┌──

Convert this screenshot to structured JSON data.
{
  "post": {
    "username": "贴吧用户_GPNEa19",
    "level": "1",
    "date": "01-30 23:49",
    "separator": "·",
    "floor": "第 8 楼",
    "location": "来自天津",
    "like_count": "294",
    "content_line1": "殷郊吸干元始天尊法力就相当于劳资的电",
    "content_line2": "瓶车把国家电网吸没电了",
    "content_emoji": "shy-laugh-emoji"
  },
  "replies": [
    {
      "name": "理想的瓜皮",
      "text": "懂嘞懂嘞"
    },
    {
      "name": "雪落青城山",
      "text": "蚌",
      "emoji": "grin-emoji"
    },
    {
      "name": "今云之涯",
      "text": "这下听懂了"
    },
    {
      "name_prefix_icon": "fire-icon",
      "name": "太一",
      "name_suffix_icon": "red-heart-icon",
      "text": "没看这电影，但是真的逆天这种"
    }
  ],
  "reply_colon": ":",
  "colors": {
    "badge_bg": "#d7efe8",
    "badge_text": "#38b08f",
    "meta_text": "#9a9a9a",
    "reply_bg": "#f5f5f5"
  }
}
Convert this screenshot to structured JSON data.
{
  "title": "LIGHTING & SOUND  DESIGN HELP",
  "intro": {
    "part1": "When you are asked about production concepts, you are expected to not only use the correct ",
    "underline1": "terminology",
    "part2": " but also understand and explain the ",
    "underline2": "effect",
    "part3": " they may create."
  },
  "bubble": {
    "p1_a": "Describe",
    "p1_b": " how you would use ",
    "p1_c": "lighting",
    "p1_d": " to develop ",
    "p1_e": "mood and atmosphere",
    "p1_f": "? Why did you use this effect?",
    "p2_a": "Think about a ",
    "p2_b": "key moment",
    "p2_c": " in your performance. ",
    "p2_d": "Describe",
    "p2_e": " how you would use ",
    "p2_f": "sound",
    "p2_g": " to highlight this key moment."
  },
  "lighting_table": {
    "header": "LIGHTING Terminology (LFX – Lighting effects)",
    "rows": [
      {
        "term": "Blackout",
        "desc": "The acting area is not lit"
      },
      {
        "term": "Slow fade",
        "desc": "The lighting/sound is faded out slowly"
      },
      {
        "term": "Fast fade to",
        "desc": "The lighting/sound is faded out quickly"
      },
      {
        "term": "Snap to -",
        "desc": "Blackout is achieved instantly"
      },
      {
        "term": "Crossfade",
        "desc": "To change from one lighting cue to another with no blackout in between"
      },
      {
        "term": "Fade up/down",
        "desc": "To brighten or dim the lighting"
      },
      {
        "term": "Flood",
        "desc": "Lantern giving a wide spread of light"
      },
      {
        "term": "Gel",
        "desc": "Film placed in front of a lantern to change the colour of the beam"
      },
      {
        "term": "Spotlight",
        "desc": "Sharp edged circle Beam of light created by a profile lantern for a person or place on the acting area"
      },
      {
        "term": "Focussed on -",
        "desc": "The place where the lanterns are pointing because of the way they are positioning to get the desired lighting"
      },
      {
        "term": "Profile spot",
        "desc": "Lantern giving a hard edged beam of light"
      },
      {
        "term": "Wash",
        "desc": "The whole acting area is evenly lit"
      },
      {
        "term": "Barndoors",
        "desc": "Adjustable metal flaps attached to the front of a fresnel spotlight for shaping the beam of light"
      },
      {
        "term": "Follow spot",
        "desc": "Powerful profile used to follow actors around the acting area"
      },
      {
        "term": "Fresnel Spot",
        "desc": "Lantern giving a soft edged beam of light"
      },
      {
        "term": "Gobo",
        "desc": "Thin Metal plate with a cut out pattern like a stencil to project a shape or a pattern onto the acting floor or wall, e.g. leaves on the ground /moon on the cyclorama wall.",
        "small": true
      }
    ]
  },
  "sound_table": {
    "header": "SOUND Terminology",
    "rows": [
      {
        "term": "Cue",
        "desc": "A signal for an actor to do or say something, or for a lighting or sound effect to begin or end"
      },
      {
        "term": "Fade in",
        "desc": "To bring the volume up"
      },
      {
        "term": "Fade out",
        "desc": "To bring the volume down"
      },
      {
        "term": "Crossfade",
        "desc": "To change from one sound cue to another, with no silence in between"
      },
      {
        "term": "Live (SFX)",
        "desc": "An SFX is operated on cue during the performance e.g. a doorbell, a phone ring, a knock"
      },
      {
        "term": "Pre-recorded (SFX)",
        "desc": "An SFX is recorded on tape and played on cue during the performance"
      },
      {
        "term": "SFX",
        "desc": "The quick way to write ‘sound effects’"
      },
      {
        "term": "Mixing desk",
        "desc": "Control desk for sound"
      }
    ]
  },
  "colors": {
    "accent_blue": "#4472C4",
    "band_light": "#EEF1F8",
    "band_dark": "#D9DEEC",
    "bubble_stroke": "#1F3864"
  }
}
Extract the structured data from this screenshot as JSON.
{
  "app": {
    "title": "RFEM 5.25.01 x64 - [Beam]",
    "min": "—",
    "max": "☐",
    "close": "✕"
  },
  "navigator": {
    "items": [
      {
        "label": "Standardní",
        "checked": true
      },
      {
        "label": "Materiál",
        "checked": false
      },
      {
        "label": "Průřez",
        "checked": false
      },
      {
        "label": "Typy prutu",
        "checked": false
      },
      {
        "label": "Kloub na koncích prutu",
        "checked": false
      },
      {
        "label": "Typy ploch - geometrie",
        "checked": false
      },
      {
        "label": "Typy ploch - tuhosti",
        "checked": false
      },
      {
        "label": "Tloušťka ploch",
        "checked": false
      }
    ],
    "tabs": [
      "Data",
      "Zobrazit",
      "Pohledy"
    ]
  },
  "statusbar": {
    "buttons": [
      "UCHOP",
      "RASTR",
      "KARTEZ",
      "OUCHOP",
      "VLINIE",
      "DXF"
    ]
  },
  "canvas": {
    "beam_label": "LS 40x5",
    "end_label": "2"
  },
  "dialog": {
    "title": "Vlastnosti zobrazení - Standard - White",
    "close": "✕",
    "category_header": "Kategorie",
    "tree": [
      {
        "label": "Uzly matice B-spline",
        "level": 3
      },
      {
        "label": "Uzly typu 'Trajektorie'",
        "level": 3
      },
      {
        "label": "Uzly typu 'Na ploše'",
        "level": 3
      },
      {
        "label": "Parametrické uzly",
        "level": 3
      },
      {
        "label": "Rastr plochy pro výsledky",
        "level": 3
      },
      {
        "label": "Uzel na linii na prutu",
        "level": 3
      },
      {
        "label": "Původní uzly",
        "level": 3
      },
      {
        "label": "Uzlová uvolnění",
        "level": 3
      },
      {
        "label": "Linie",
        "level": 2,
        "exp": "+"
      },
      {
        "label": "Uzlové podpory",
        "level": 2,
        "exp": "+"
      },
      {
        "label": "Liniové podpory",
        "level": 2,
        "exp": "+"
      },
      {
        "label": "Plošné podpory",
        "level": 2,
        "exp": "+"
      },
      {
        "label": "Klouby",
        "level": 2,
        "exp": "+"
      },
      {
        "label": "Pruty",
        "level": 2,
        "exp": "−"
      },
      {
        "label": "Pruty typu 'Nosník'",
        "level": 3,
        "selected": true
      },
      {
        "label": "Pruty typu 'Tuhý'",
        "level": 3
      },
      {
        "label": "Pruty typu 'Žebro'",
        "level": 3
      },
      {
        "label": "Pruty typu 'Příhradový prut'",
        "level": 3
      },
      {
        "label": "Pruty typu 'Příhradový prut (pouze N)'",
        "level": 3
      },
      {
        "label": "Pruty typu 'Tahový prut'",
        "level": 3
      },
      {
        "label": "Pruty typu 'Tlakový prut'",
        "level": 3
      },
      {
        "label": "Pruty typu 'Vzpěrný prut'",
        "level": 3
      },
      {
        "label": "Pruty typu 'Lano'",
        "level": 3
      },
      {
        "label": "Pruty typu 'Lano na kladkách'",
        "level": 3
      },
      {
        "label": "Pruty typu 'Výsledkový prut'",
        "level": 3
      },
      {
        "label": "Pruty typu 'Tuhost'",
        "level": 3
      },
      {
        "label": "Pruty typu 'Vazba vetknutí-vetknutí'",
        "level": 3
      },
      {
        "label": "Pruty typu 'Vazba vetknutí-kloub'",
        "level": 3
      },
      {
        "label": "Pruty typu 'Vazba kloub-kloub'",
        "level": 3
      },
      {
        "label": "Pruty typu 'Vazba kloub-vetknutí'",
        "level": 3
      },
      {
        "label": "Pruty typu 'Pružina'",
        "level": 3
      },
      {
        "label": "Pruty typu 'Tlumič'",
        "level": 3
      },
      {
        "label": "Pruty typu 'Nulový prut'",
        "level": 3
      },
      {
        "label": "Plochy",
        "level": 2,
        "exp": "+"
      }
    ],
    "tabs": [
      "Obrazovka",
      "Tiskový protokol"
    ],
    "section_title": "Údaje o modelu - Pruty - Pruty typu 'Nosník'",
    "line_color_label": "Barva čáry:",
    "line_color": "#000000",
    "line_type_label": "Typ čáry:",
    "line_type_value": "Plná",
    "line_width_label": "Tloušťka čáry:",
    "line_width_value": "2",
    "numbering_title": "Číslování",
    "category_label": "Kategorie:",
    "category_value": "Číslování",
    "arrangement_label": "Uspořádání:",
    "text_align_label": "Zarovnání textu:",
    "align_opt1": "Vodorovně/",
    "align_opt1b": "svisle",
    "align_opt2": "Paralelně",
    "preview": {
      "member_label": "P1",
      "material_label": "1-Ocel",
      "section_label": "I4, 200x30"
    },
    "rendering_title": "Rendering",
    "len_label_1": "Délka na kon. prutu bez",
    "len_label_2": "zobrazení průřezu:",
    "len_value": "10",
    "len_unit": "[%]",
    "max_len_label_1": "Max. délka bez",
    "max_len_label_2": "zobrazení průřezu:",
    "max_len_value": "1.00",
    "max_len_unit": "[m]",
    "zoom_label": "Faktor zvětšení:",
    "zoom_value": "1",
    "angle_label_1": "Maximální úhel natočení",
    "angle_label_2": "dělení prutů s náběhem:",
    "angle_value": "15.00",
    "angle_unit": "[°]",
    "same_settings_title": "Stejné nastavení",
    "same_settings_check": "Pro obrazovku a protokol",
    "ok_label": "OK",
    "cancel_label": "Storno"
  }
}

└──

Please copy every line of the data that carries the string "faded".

### Response for this exercise
        "desc": "The lighting/sound is faded out slowly"
        "desc": "The lighting/sound is faded out quickly"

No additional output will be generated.